Let us look at the function ${f\left( x\right) =\dfrac{2x^{2}+3x-1}{2x-1}}$. Since the denominator is not of the form (x + a), we cannot perform synthetic division. So, we must use long division to find the quotient.

We obtain (x + 2) as the quotient of the long division. The remainder is ignored. Thus, y = x +2 is the oblique asymptote of ${f\left( x\right) =\dfrac{2x^{2}+3x-1}{2x-1}}$.

Now let us take the function ${f\left( x\right) =\dfrac{2x^{2}+x-2}{x+2}}$. Here, the denominator corresponds to (x + a), so we may use synthetic division to find the quotient.

This method gives (2x + 3) as the quotient. Again, the remainder is ignored. Thus, we have y = 2x + 3 as the oblique asymptote of ${f\left( x\right) =\dfrac{2x^{2}+x-2}{x+2}}$.

- Hyperbolic functions of the form ${\dfrac{x^{2}}{a}-\dfrac{y^{2}}{b}=1}$ have two oblique asymptotes; ${y=\left( \dfrac{b}{a}\right) x}$ and ${y=\left( -\dfrac{b}{a}\right) x}$
- Polynomial functions of degree two or greater do not have oblique asymptotes.

Once we get the equation of the oblique asymptote, the last step is graphing it. To do this, we follow these steps:

- Find the y-intercept (0, b) by putting y = m × 0 + b.
- Now find another point the graph passes through. Usually, this is the x-intercept.
- Connect these two points and extend the line in both directions.

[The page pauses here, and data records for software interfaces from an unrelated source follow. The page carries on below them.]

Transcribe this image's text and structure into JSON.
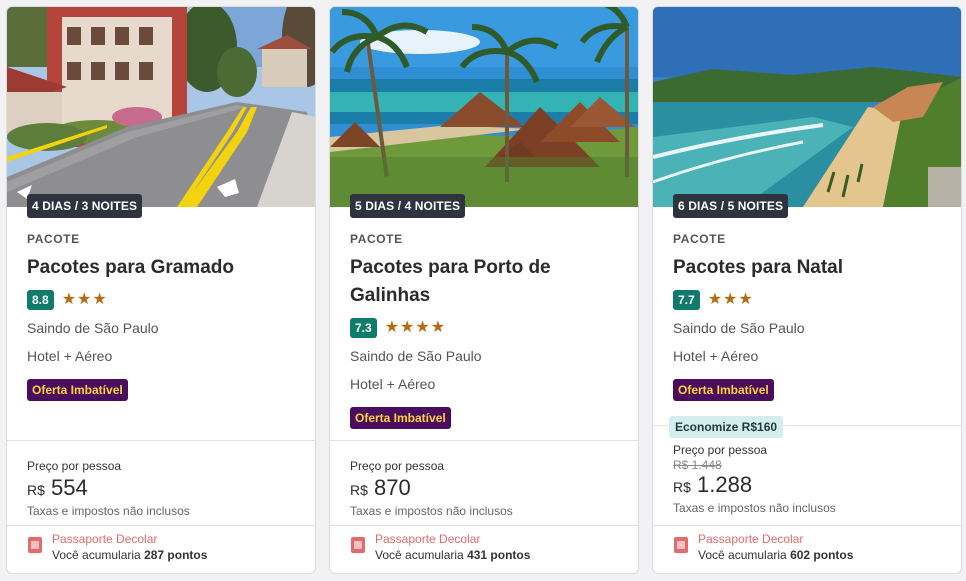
{
  "cards": [
    {
      "duration": "4 DIAS / 3 NOITES",
      "kind": "PACOTE",
      "title": "Pacotes para Gramado",
      "score": "8.8",
      "stars": "★★★",
      "origin": "Saindo de São Paulo",
      "includes": "Hotel + Aéreo",
      "offer": "Oferta Imbatível",
      "price_label": "Preço por pessoa",
      "currency": "R$",
      "price": "554",
      "taxes": "Taxas e impostos não inclusos",
      "passport_title": "Passaporte Decolar",
      "points_prefix": "Você acumularia",
      "points": "287 pontos"
    },
    {
      "duration": "5 DIAS / 4 NOITES",
      "kind": "PACOTE",
      "title": "Pacotes para Porto de Galinhas",
      "score": "7.3",
      "stars": "★★★★",
      "origin": "Saindo de São Paulo",
      "includes": "Hotel + Aéreo",
      "offer": "Oferta Imbatível",
      "price_label": "Preço por pessoa",
      "currency": "R$",
      "price": "870",
      "taxes": "Taxas e impostos não inclusos",
      "passport_title": "Passaporte Decolar",
      "points_prefix": "Você acumularia",
      "points": "431 pontos"
    },
    {
      "duration": "6 DIAS / 5 NOITES",
      "kind": "PACOTE",
      "title": "Pacotes para Natal",
      "score": "7.7",
      "stars": "★★★",
      "origin": "Saindo de São Paulo",
      "includes": "Hotel + Aéreo",
      "offer": "Oferta Imbatível",
      "savings": "Economize R$160",
      "price_label": "Preço por pessoa",
      "old_price": "R$ 1.448",
      "currency": "R$",
      "price": "1.288",
      "taxes": "Taxas e impostos não inclusos",
      "passport_title": "Passaporte Decolar",
      "points_prefix": "Você acumularia",
      "points": "602 pontos"
    }
  ],
  "colors": {
    "score_bg": "#0f7b6b",
    "offer_bg": "#4a0d5e",
    "offer_text": "#ffd23c",
    "star": "#b66a12",
    "passport": "#e26b6b",
    "savings_bg": "#d4eeef"
  }
}
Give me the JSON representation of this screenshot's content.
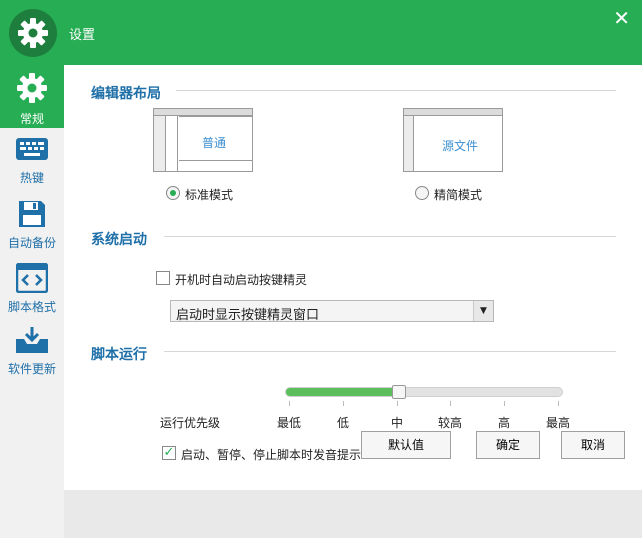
{
  "window": {
    "title": "设置"
  },
  "sidebar": {
    "items": [
      {
        "label": "常规",
        "icon": "gear-icon"
      },
      {
        "label": "热键",
        "icon": "keyboard-icon"
      },
      {
        "label": "自动备份",
        "icon": "floppy-disk-icon"
      },
      {
        "label": "脚本格式",
        "icon": "code-icon"
      },
      {
        "label": "软件更新",
        "icon": "download-tray-icon"
      }
    ],
    "active_index": 0
  },
  "layout_section": {
    "title": "编辑器布局",
    "thumb_standard_text": "普通",
    "thumb_compact_text": "源文件",
    "options": [
      {
        "label": "标准模式",
        "selected": true
      },
      {
        "label": "精简模式",
        "selected": false
      }
    ]
  },
  "startup_section": {
    "title": "系统启动",
    "autostart_label": "开机时自动启动按键精灵",
    "autostart_checked": false,
    "window_mode": {
      "selected": "启动时显示按键精灵窗口"
    }
  },
  "run_section": {
    "title": "脚本运行",
    "priority_label": "运行优先级",
    "priority_levels": [
      "最低",
      "低",
      "中",
      "较高",
      "高",
      "最高"
    ],
    "priority_selected": "中",
    "sound_label": "启动、暂停、停止脚本时发音提示",
    "sound_checked": true
  },
  "footer": {
    "default_label": "默认值",
    "ok_label": "确定",
    "cancel_label": "取消"
  },
  "colors": {
    "accent": "#27ad54",
    "link_blue": "#1f6fa8"
  }
}
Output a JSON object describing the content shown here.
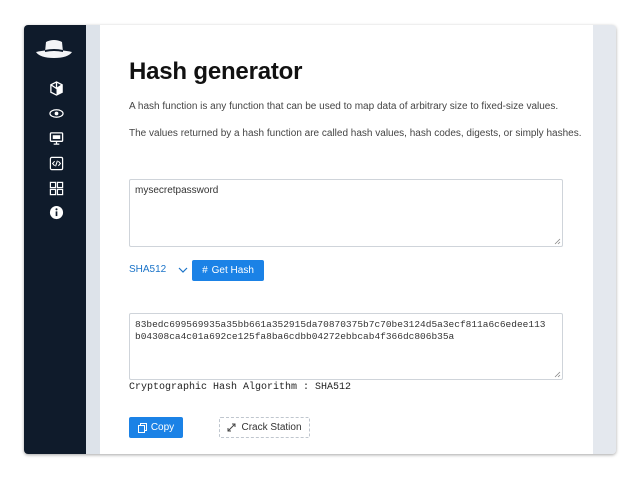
{
  "page": {
    "title": "Hash generator",
    "description_1": "A hash function is any function that can be used to map data of arbitrary size to fixed-size values.",
    "description_2": "The values returned by a hash function are called hash values, hash codes, digests, or simply hashes."
  },
  "sidebar": {
    "logo": "hat-logo",
    "items": [
      {
        "icon": "cube-icon"
      },
      {
        "icon": "eye-icon"
      },
      {
        "icon": "monitor-icon"
      },
      {
        "icon": "code-icon"
      },
      {
        "icon": "grid-icon"
      },
      {
        "icon": "info-icon"
      }
    ]
  },
  "input": {
    "value": "mysecretpassword"
  },
  "algorithm": {
    "selected": "SHA512"
  },
  "buttons": {
    "get_hash": "Get Hash",
    "copy": "Copy",
    "crack_station": "Crack Station"
  },
  "output": {
    "line_1": "83bedc699569935a35bb661a352915da70870375b7c70be3124d5a3ecf811a6c6edee113",
    "line_2": "b04308ca4c01a692ce125fa8ba6cdbb04272ebbcab4f366dc806b35a",
    "algorithm_label": "Cryptographic Hash Algorithm : SHA512"
  },
  "colors": {
    "sidebar": "#0f1b2b",
    "accent": "#1b82e6",
    "link": "#1a73c8"
  }
}
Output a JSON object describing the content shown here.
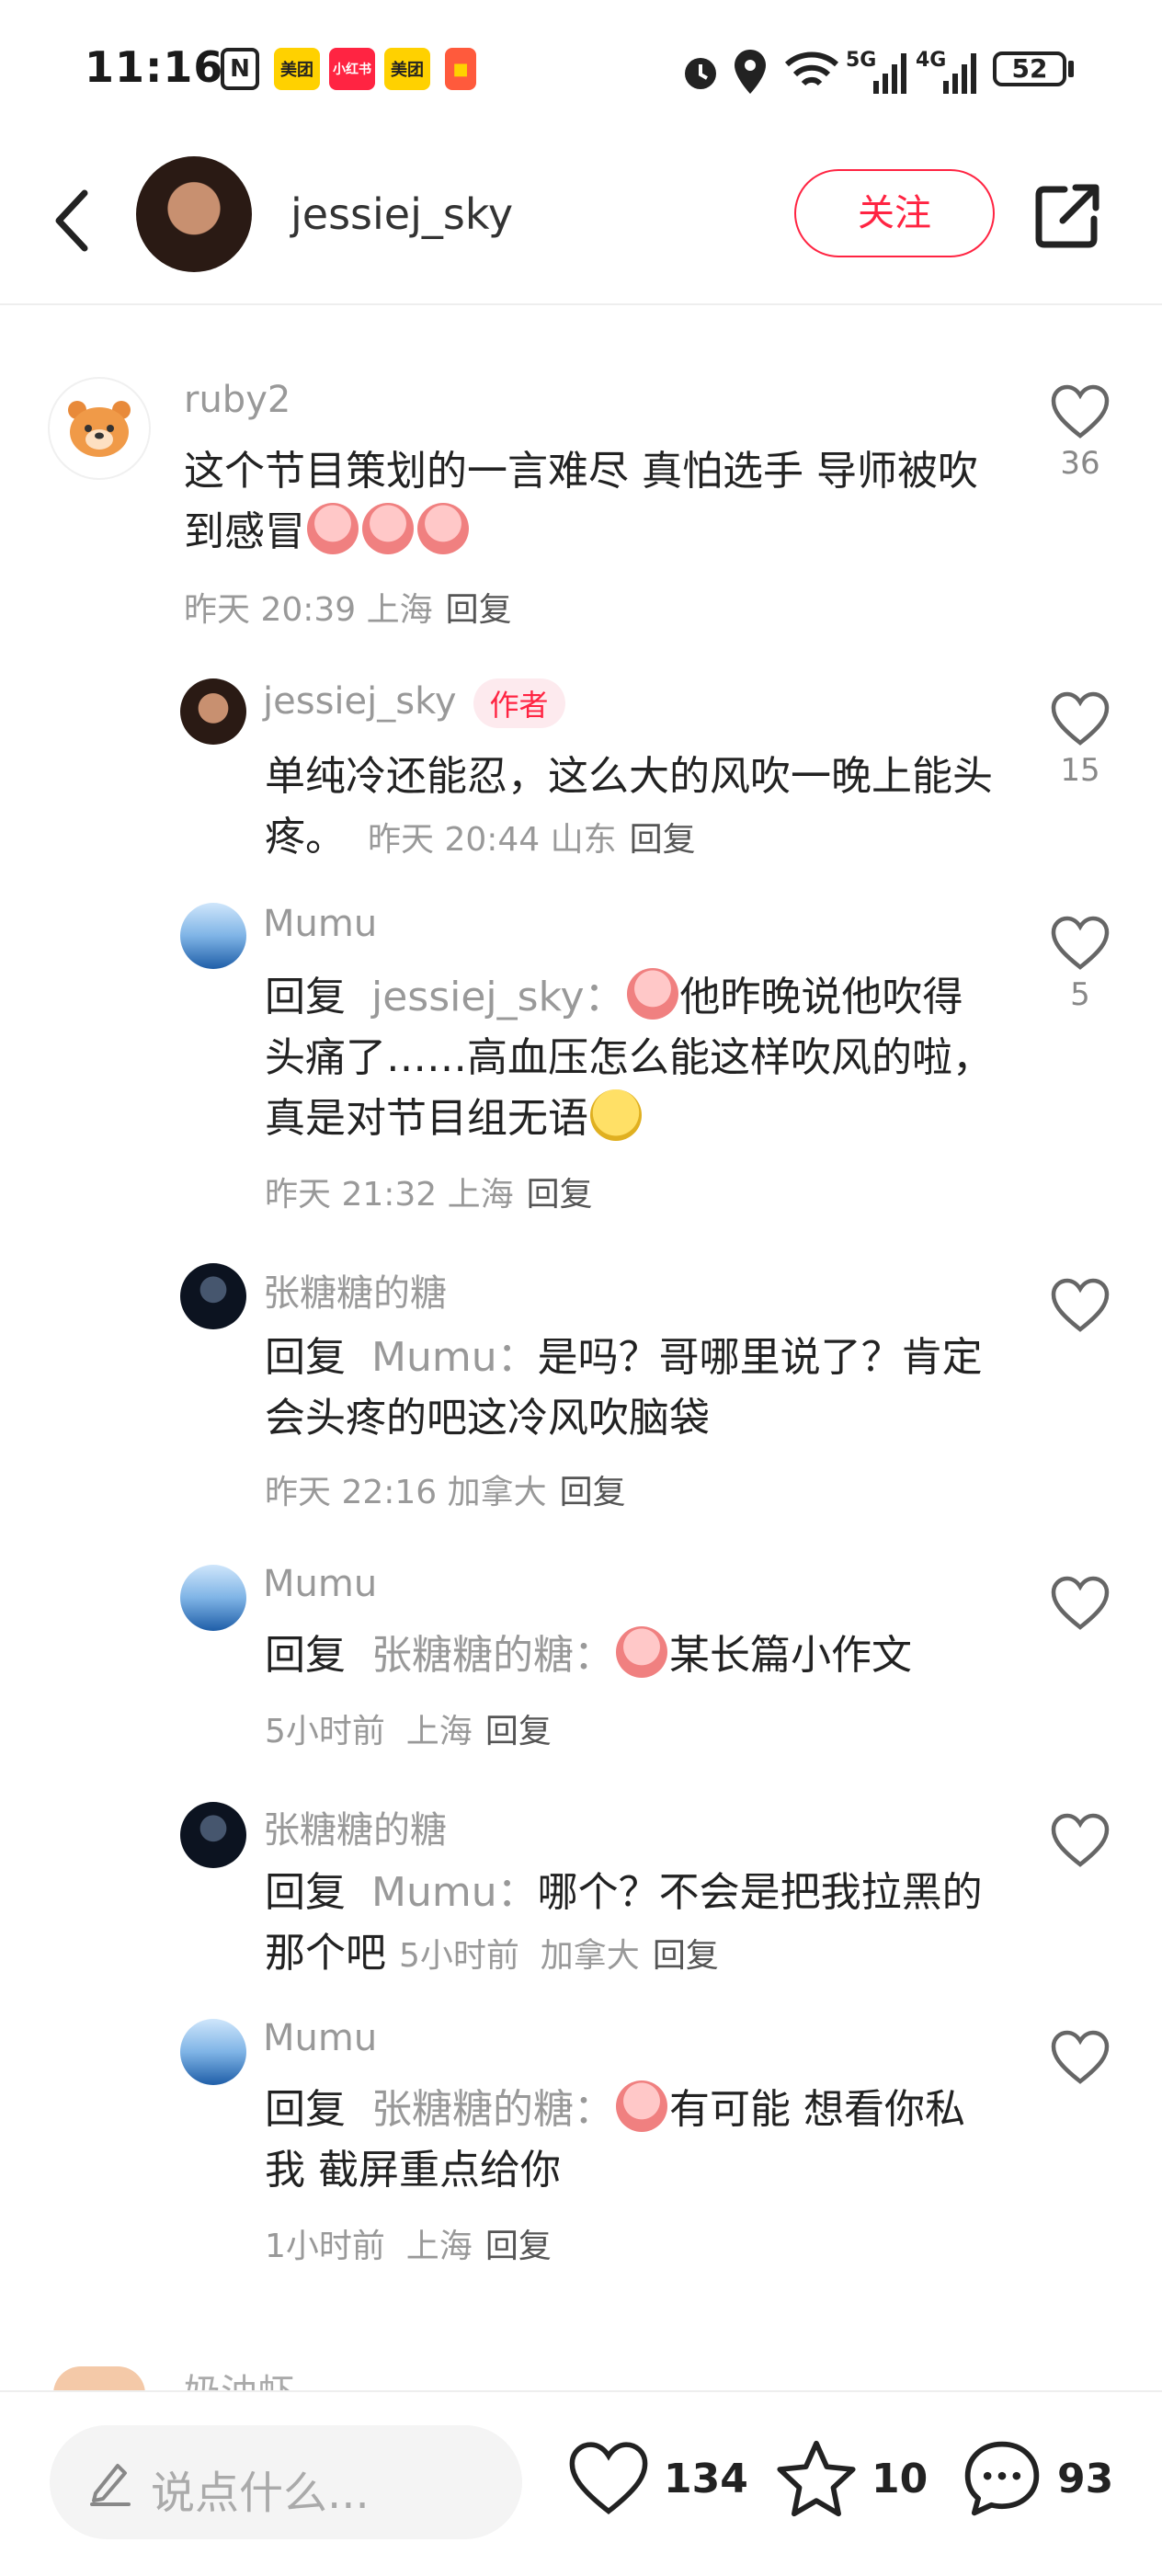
{
  "status_bar": {
    "time": "11:16",
    "battery": "52",
    "icons": [
      "nfc-icon",
      "meituan-app-icon",
      "xiaohongshu-app-icon",
      "meituan-app-icon",
      "redpacket-icon",
      "alarm-icon",
      "location-icon",
      "wifi-icon",
      "5g-signal-icon",
      "4g-signal-icon",
      "battery-icon"
    ],
    "app_labels": [
      "美团",
      "小红书",
      "美团"
    ]
  },
  "header": {
    "username": "jessiej_sky",
    "follow_label": "关注"
  },
  "comments": [
    {
      "name": "ruby2",
      "text": "这个节目策划的一言难尽 真怕选手 导师被吹到感冒",
      "time": "昨天 20:39",
      "location": "上海",
      "reply_label": "回复",
      "likes": "36"
    },
    {
      "name": "jessiej_sky",
      "badge": "作者",
      "text": "单纯冷还能忍，这么大的风吹一晚上能头疼。",
      "time": "昨天 20:44",
      "location": "山东",
      "reply_label": "回复",
      "likes": "15"
    },
    {
      "name": "Mumu",
      "reply_prefix": "回复",
      "reply_target": "jessiej_sky：",
      "text": "他昨晚说他吹得头痛了……高血压怎么能这样吹风的啦，真是对节目组无语",
      "time": "昨天 21:32",
      "location": "上海",
      "reply_label": "回复",
      "likes": "5"
    },
    {
      "name": "张糖糖的糖",
      "reply_prefix": "回复",
      "reply_target": "Mumu：",
      "text": "是吗？哥哪里说了？肯定会头疼的吧这冷风吹脑袋",
      "time": "昨天 22:16",
      "location": "加拿大",
      "reply_label": "回复",
      "likes": ""
    },
    {
      "name": "Mumu",
      "reply_prefix": "回复",
      "reply_target": "张糖糖的糖：",
      "text": "某长篇小作文",
      "time": "5小时前",
      "location": "上海",
      "reply_label": "回复",
      "likes": ""
    },
    {
      "name": "张糖糖的糖",
      "reply_prefix": "回复",
      "reply_target": "Mumu：",
      "text": "哪个？不会是把我拉黑的那个吧",
      "time": "5小时前",
      "location": "加拿大",
      "reply_label": "回复",
      "likes": ""
    },
    {
      "name": "Mumu",
      "reply_prefix": "回复",
      "reply_target": "张糖糖的糖：",
      "text": "有可能 想看你私我 截屏重点给你",
      "time": "1小时前",
      "location": "上海",
      "reply_label": "回复",
      "likes": ""
    }
  ],
  "partial_next": {
    "name": "奶油虾"
  },
  "bottom_bar": {
    "input_placeholder": "说点什么...",
    "likes": "134",
    "stars": "10",
    "comments": "93"
  },
  "colors": {
    "accent": "#ff2442",
    "muted": "#999999"
  }
}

Here, the function ${f\left( x\right) =\dfrac{2x^{2}-4}{x+3}}$ has an oblique asymptote y = 2x – 6. The y and x-intercepts are (0, -6) and (3, 0). The graph thus looks like this:

**Give the oblique asymptote of the function ${f\left( x\right) =\dfrac{x^{2}+1}{x-1}}$ .**

Solution:

We get the oblique asymptote using long division.

The quotient is (x + 1). Thus, the oblique asymptote is y = x +1.

**Calculate the oblique asymptotes of the hyperbola ${\dfrac{x^{2}}{25}-\dfrac{y^{2}}{9}=1}$ .**

Solution:

In the given hyperbola, a^{2} = 25 and b^{2} = 9. So, a = 5 and b = 3, respectively. The oblique asymptotes are thus y = (3/5)x and y = -(3/5)x.

**Find the oblique asymptote of ${f\left( x\right) =\dfrac{x^{2}+4x+4}{x-1}}$ .**

Solution:

We will perform a long division to find the asymptote.

We get the quotient as (x + 5). The oblique asymptote is thus y = x + 5.

Last modified on August 25th, 2023